Dedication of the Sullivan Brother's Iowa Veterans Museum. Brother's story told through exhibit.
Thursday, January 31, 2008 1:36 PM CST
The human face of war
Grout addition tells the story of Iowans from every conflict we’ve fought in or supported
WATERLOO — The home movies show a young soldier boarding a jet plane leaving the Cedar Rapids Airport. There are shots with family. The clothes and hair styles indicate the movies were shot in the 1960s.
The presentation moves ahead to scenes “in country” of Vietnam. The soldier clowns around with friends, shares Rice Krispie bars sent in a coffee can from a loved one at home. It also shows pictures of Huey helicopters transporting troops to a landing zone, presumably into combat, and riding on a heavily armed swift boat up the Mekong River, probing the shoreline for the enemy.
At the end of the film, the soldier’s smiling face is gone., replaced by his memorial marker and the spot where his name is engraved on the Vietnam Veterans Memorial in Washington, D.C.
The home movies are those Sgt. Stanley Ross of Mount Pleasant, who served in the U.S. Army’s 199th Light Infantry Brigade. He was killed in combat Oct. 20, 1969. His home movie camera was sent home with his personal effects.
Those home movies, and a final shot of his memorial and spot on the Vietnam wall, are among the items that will be on display at the Sullivan Brothers Iowa Veterans Museum addition to the Grout Museum, now under construction and scheduled to open Nov. 15.
Bob Neymeyer of the Grout, who interviewed numerous veterans of various wars for the project, said the Sgt. Ross’ movies are being used with the family’s permission. They want his story told.
The home movies were shown to a group of veterans of various wars. “It generated a great deal of emotion,” Neymeyer said. “One or two just got up and left.
“It’s a good example of what we’re trying to do, to go beyond just the traditional printed word, the artifacts,” and historic information about weapons and tactics, Neymeyer said. “It brings back the real human side of the war and the experiences that people had.
“This, indeed, is about people,” he said.
And it is people that have made the museum. Long before construction began and the addition’s prominent zinc facade began to rise over the intersection of West Park Avenue and Washington Street, the public, including veterans and their families, have been contributing artifacts and memorabilia like old uniforms.
Veterans and those who served on the home front in defense industries are sharing their stories and recollections in videotaped interviews. Some families have provided soldiers’ correspondence from throughout a war.
Neymeyer has conducted more than 500 interviews to collect oral histories from veterans and civilians who worked in local plants manufacturing war materiel.

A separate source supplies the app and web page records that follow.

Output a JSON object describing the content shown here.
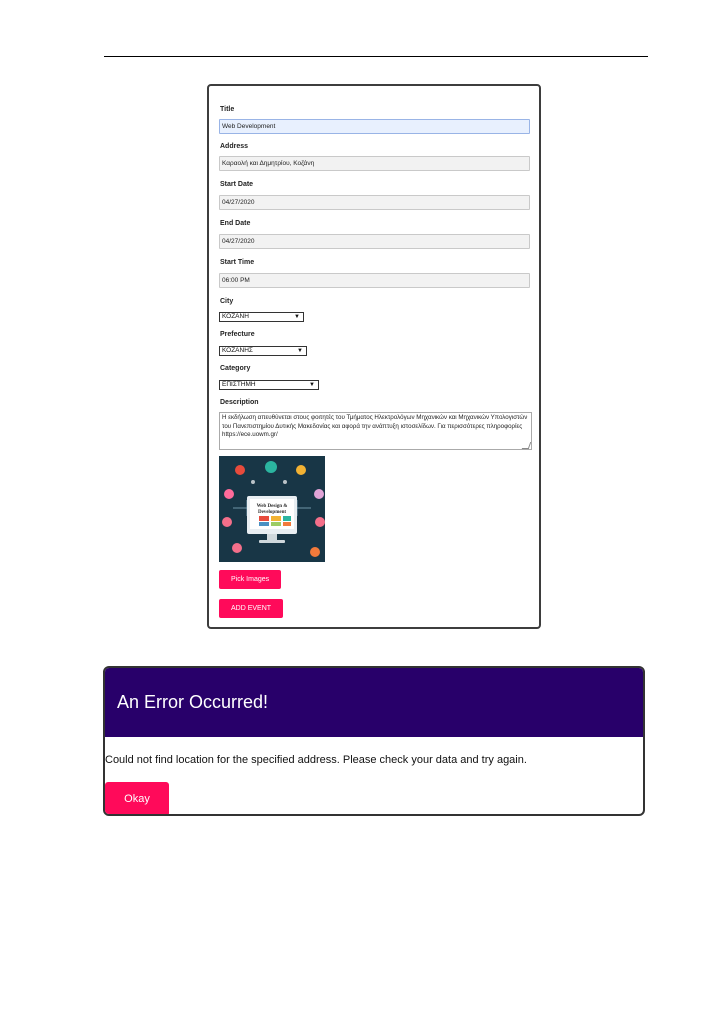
{
  "form": {
    "title_label": "Title",
    "title_value": "Web Development",
    "address_label": "Address",
    "address_value": "Καραολή και Δημητρίου, Κοζάνη",
    "start_date_label": "Start Date",
    "start_date_value": "04/27/2020",
    "end_date_label": "End Date",
    "end_date_value": "04/27/2020",
    "start_time_label": "Start Time",
    "start_time_value": "06:00 PM",
    "city_label": "City",
    "city_value": "ΚΟΖΑΝΗ",
    "prefecture_label": "Prefecture",
    "prefecture_value": "ΚΟΖΑΝΗΣ",
    "category_label": "Category",
    "category_value": "ΕΠΙΣΤΗΜΗ",
    "description_label": "Description",
    "description_value": "Η εκδήλωση απευθύνεται στους φοιτητές του Τμήματος Ηλεκτρολόγων Μηχανικών και Μηχανικών Υπολογιστών του Πανεπιστημίου Δυτικής Μακεδονίας και αφορά την ανάπτυξη ιστοσελίδων. Για περισσότερες πληροφορίες https://ece.uowm.gr/",
    "image_caption_line1": "Web Design &",
    "image_caption_line2": "Development",
    "pick_images_label": "Pick Images",
    "add_event_label": "ADD EVENT"
  },
  "dialog": {
    "title": "An Error Occurred!",
    "message": "Could not find location for the specified address. Please check your data and try again.",
    "okay_label": "Okay"
  },
  "colors": {
    "accent": "#ff0a5a",
    "dialog_header": "#28006a"
  }
}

The museum, in words, pictures, video and interactive exhibits, will chronicle Iowans’ involvement in all major U.S. wars, from the Civil War through Iraq.
It is named for Waterloo’s five Sullivan brothers who died together while serving aboard the USS Juneau during World War II.
The building will be full of restored or replica historic and interactive exhibits, including:
–- A World War II P-51 Mustang fighter plane, now assembled and hanging where the addition’s entrance will be.
–- A nearly life-size re-creation of the bow of the USS Juneau.
–- Re-created Civil War era rail boxcars like the ones in which freshly recruited Union Army troops from Iowa were transported to areas of battle.
–- A re-created World War I battlefield infantry trench, compete with periscopes through which one could view the panorama of “no man’s land” without being subjected to enemy fire.
–- A tropical Spanish-American War-style tent, similar to what U.S. troops may have used in Cuba during the war.
–- A cutaway section of a Korean War-era F-86 Sabre Jet fighter plane, where visitors may actually sit in the cockpit.
–- A life-size re-created M-4 Sherman tank.
–- A re-created war room of an aircraft carrier serving in the Pacific theater.
–- A Persian Gulf War-era tent, representing Middle East conflicts from 1991 on up through Iraq and Afghanistan.
Space within the museum also will be available for community events and receptions, Sweeney said. McHone also said the museum is in discussion with several military reunion groups about gathering in Waterloo to see the museum.
The project also will include new office space and renovation of existing museum space when the expansion is complete.
The 32,000-square-foot, $11.5 million expansion is anticipated to be structurally complete in June. It will take several more months, up to the anticipated Nov. 15 opening, to put in place all the museum’s interactive exhibits and historic displays.
The expansion will attempt to capture the emotions of wartime as well as the history. Anticipating some exhibits’ potential emotional impact on visitors, Grout officials have included a contemplative area for visitors to spend quiet moments if they feel so moved.
Contact Pat Kinney at (319) 291-1484 or pat.kinney.wcfcourier.com.